Market News

 June 26, 2013
In Keystone boost, U.S. study sees no added risk from Canada oil

 The Keystone XL pipeline got a boost on Tuesday as a landmark U.S.-mandated report said heavy Canadian oil is no more likely to cause pipeline leaks than other crudes, knocking back one of the biggest objections to the project.

Following a series of high-profile pipeline leaks over the past three years, environmental groups raised the alarm over the prospect that Canada's growing stream of heavy bitumen crude, which is diluted with light fuel to flow through pipelines, could corrode the lines due to its acid and mineral content.

But the National Research Council report, an eagerly awaited study that U.S. regulators were ordered to conduct by a 2011 pipeline safety law, said the oil mix flowing through U.S. pipelines for 30 years was no different in wear and tear on pipelines than other crude oils.

"There's nothing extraordinary about pipeline shipments of diluted bitumen to make them more likely than other crude oils to cause releases," said Mark Barteau, a chemical engineering professor at the University of Michigan. Barteau is the chairman of the committee that wrote the report, which confirmed earlier reports sponsored by industry.

The report reviewed pipeline leak statistics and consulted experts on pipeline failure mechanisms, and solicited comments from the public. The NRS is part of the National Academies, a group of private non-profit institutions that advise government on science, technology and health policy.

While the report might not put to rest debate over the safety and impact of importing more Canadian crude, it added to growing signs President Barack Obama is likely to finally approve construction of the line after a more than four year wait that has frustrated Canadian politicians and operator TransCanada Corp.

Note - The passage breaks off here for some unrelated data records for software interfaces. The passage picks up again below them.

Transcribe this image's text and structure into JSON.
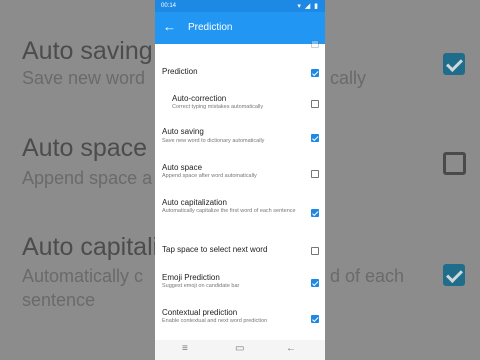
{
  "status": {
    "time": "00:14",
    "icons": "▾ ◢ ▮"
  },
  "appbar": {
    "title": "Prediction",
    "back_glyph": "←"
  },
  "items": [
    {
      "title": "",
      "subtitle": "",
      "checked": false,
      "partial": true
    },
    {
      "title": "Prediction",
      "subtitle": "",
      "checked": true
    },
    {
      "title": "Auto-correction",
      "subtitle": "Correct typing mistakes automatically",
      "checked": false
    },
    {
      "title": "Auto saving",
      "subtitle": "Save new word to dictionary automatically",
      "checked": true
    },
    {
      "title": "Auto space",
      "subtitle": "Append space after word automatically",
      "checked": false
    },
    {
      "title": "Auto capitalization",
      "subtitle": "Automatically capitalize the first word of each sentence",
      "checked": true
    },
    {
      "title": "Tap space to select next word",
      "subtitle": "",
      "checked": false
    },
    {
      "title": "Emoji Prediction",
      "subtitle": "Suggest emoji on candidate bar",
      "checked": true
    },
    {
      "title": "Contextual prediction",
      "subtitle": "Enable contextual and next word prediction",
      "checked": true
    }
  ],
  "navbar": {
    "menu_glyph": "≡",
    "home_glyph": "▭",
    "back_glyph": "←"
  },
  "background": {
    "t1": "Auto saving",
    "s1": "Save new word",
    "s1b": "cally",
    "t2": "Auto space",
    "s2": "Append space a",
    "t3": "Auto capitali",
    "s3": "Automatically c",
    "s3b": "d of each",
    "s3c": "sentence"
  },
  "colors": {
    "accent": "#1e88e5",
    "appbar": "#2196f3"
  }
}
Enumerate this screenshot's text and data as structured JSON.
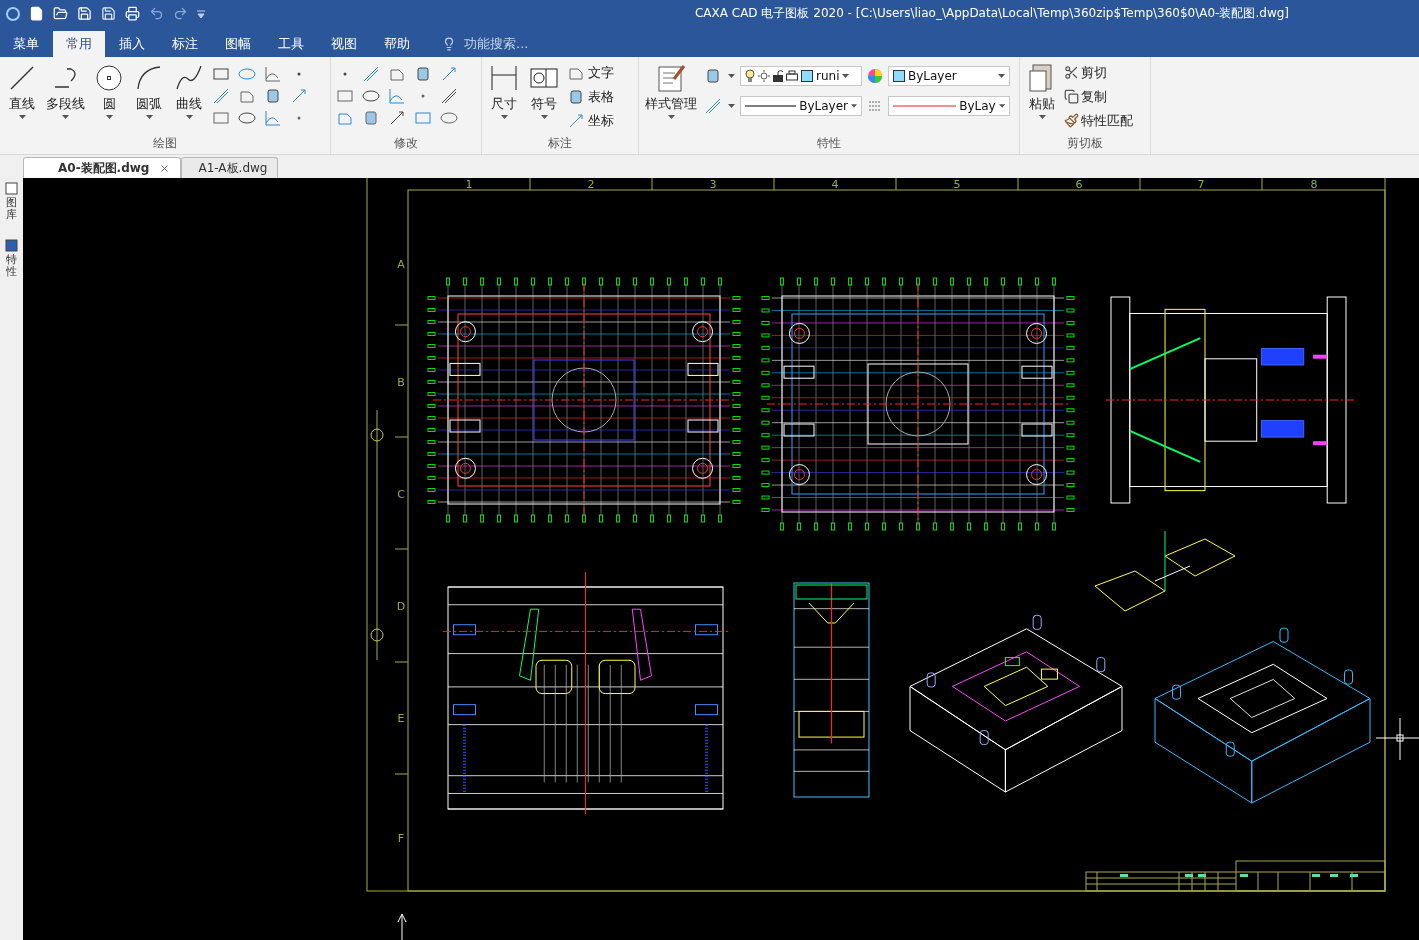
{
  "title_bar": {
    "title": "CAXA CAD 电子图板 2020 - [C:\\Users\\liao_\\AppData\\Local\\Temp\\360zip$Temp\\360$0\\A0-装配图.dwg]"
  },
  "menu_tabs": [
    {
      "label": "菜单",
      "selected": false
    },
    {
      "label": "常用",
      "selected": true
    },
    {
      "label": "插入",
      "selected": false
    },
    {
      "label": "标注",
      "selected": false
    },
    {
      "label": "图幅",
      "selected": false
    },
    {
      "label": "工具",
      "selected": false
    },
    {
      "label": "视图",
      "selected": false
    },
    {
      "label": "帮助",
      "selected": false
    }
  ],
  "search": {
    "placeholder": "功能搜索..."
  },
  "ribbon": {
    "draw": {
      "label": "绘图",
      "tools": [
        "直线",
        "多段线",
        "圆",
        "圆弧",
        "曲线"
      ]
    },
    "modify": {
      "label": "修改"
    },
    "annotate": {
      "label": "标注",
      "large": [
        "尺寸",
        "符号"
      ],
      "small": [
        "文字",
        "表格",
        "坐标"
      ]
    },
    "properties": {
      "label": "特性",
      "style_manager": "样式管理",
      "layer": "runi",
      "color_setting": "ByLayer",
      "linetype": "ByLayer",
      "lineweight": "ByLay"
    },
    "clipboard": {
      "label": "剪切板",
      "paste": "粘贴",
      "small": [
        "剪切",
        "复制",
        "特性匹配"
      ]
    }
  },
  "side_panel": [
    "图库",
    "特性"
  ],
  "doc_tabs": [
    {
      "label": "A0-装配图.dwg",
      "selected": true
    },
    {
      "label": "A1-A板.dwg",
      "selected": false
    }
  ],
  "frame": {
    "columns": [
      "1",
      "2",
      "3",
      "4",
      "5",
      "6",
      "7",
      "8"
    ],
    "rows": [
      "A",
      "B",
      "C",
      "D",
      "E",
      "F"
    ]
  }
}
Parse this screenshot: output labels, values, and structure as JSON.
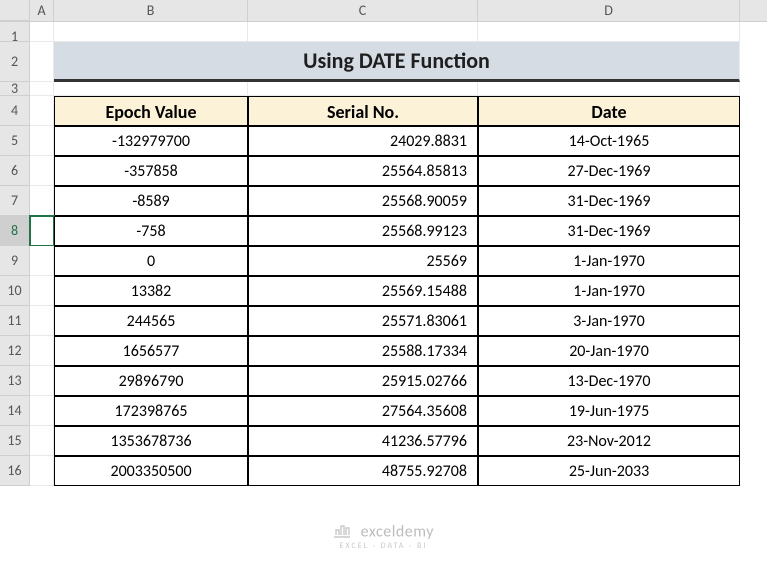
{
  "columns": [
    "A",
    "B",
    "C",
    "D"
  ],
  "rows": [
    "1",
    "2",
    "3",
    "4",
    "5",
    "6",
    "7",
    "8",
    "9",
    "10",
    "11",
    "12",
    "13",
    "14",
    "15",
    "16"
  ],
  "title": "Using DATE Function",
  "headers": {
    "epoch": "Epoch Value",
    "serial": "Serial No.",
    "date": "Date"
  },
  "chart_data": {
    "type": "table",
    "title": "Using DATE Function",
    "columns": [
      "Epoch Value",
      "Serial No.",
      "Date"
    ],
    "rows": [
      {
        "epoch": "-132979700",
        "serial": "24029.8831",
        "date": "14-Oct-1965"
      },
      {
        "epoch": "-357858",
        "serial": "25564.85813",
        "date": "27-Dec-1969"
      },
      {
        "epoch": "-8589",
        "serial": "25568.90059",
        "date": "31-Dec-1969"
      },
      {
        "epoch": "-758",
        "serial": "25568.99123",
        "date": "31-Dec-1969"
      },
      {
        "epoch": "0",
        "serial": "25569",
        "date": "1-Jan-1970"
      },
      {
        "epoch": "13382",
        "serial": "25569.15488",
        "date": "1-Jan-1970"
      },
      {
        "epoch": "244565",
        "serial": "25571.83061",
        "date": "3-Jan-1970"
      },
      {
        "epoch": "1656577",
        "serial": "25588.17334",
        "date": "20-Jan-1970"
      },
      {
        "epoch": "29896790",
        "serial": "25915.02766",
        "date": "13-Dec-1970"
      },
      {
        "epoch": "172398765",
        "serial": "27564.35608",
        "date": "19-Jun-1975"
      },
      {
        "epoch": "1353678736",
        "serial": "41236.57796",
        "date": "23-Nov-2012"
      },
      {
        "epoch": "2003350500",
        "serial": "48755.92708",
        "date": "25-Jun-2033"
      }
    ]
  },
  "logo": {
    "name": "exceldemy",
    "sub": "EXCEL · DATA · BI"
  },
  "selected_row": 8
}
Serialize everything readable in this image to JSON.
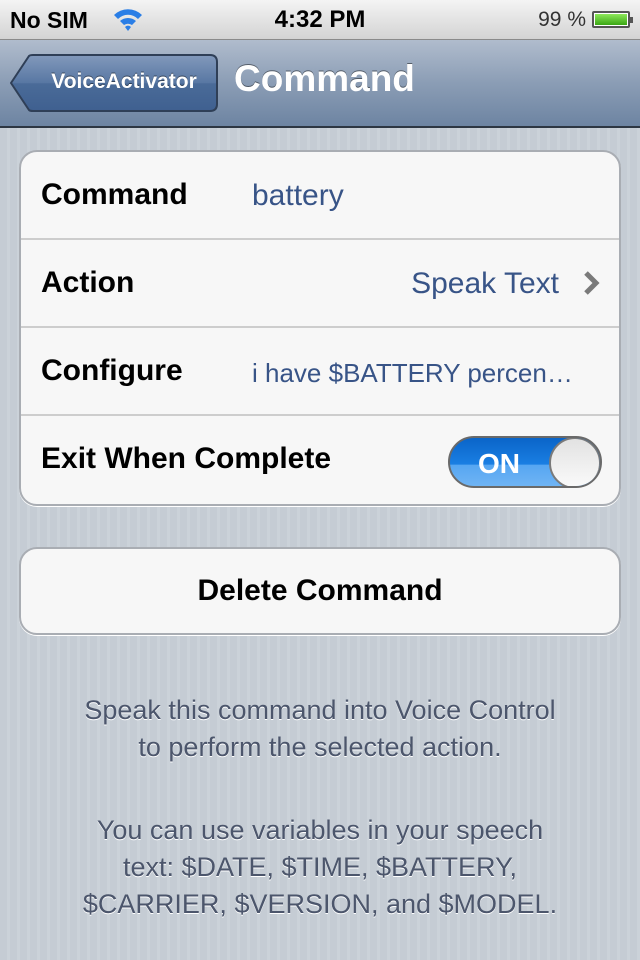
{
  "status_bar": {
    "carrier": "No SIM",
    "wifi_icon": "wifi-icon",
    "time": "4:32 PM",
    "battery_percent_label": "99 %",
    "battery_level": 0.99
  },
  "nav_bar": {
    "back_label": "VoiceActivator",
    "title": "Command"
  },
  "settings": {
    "rows": [
      {
        "label": "Command",
        "value": "battery"
      },
      {
        "label": "Action",
        "value": "Speak Text",
        "accessory": "chevron-right-icon"
      },
      {
        "label": "Configure",
        "value": "i have $BATTERY percen…"
      },
      {
        "label": "Exit When Complete",
        "toggle_state": "ON",
        "toggle_on": true
      }
    ]
  },
  "delete_button": {
    "label": "Delete Command"
  },
  "footer": {
    "lines_1": [
      "Speak this command into Voice Control",
      "to perform the selected action."
    ],
    "lines_2": [
      "You can use variables in your speech",
      "text: $DATE, $TIME, $BATTERY,",
      "$CARRIER, $VERSION, and $MODEL."
    ]
  },
  "colors": {
    "value_text": "#385487",
    "toggle_on": "#1a7fe3",
    "nav_bar": "#8b9db5",
    "background": "#c5ccd4"
  }
}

"I think it's harder to come up with reasons not to approve it than to approve it," said Sarah Emerson, director at Energy Security Analysis Inc in Boston. "Most people in the industry expect it to be a foregone conclusion."

Separately on Tuesday, Obama unveiled his most extensive initiatives yet aimed at combating climate change.

He offered no new insight on the outlook for Keystone XL, saying only that it must not "significantly exacerbate the problem of carbon pollution." He essentially repeated the findings of a preliminary State Department report in March that said the construction of Keystone would not drive more development of Canada's oil sands.


TransCanada Corp's Keystone XL pipeline, which would carry up to 830,000 barrels per day of Canadian and domestic oil to refineries along the U.S. Gulf Coast, was first proposed in 2008, but approval has been delayed several times due to a groundswell of criticism.

Tuesday's NRC report found no physical or chemical properties outside the range of other crude oils and no evidence that pipeline operators manage their systems any differently when transporting diluted bitumen, compared with other heavy crude, such as that from Mexico.

An analyst said the report likely obviates one of the objections to the pipeline, but stopped short of saying it was now more likely the Obama administration would ultimately approve the project. The main opposition to the Keystone pipeline has centered on carbon emissions from the energy intensive production of oil sands.

"No matter what the administration decides on Keystone they are going to be in for a lot of criticism," said Adele Morris, policy director of the climate and energy economics program at the Brookings Institution.

The State Department is reviewing more than 1 million public comments on a review of the Keystone pipeline before it issues a final environmental assessment of the project.

After the final report is issued, the State Department will determine whether Keystone is in the national interest, taking into account its impact on the economy. A final decision by the Obama administration is expected later this year or early next.

Industry groups said the report could push forward other projects as well.

"Clearly it will help ... not just Keystone, but any further pipeline expansions," said Greg Stringham, vice president of the Canadian Association of Petroleum Producers, which lobbies for the country's biggest oil companies.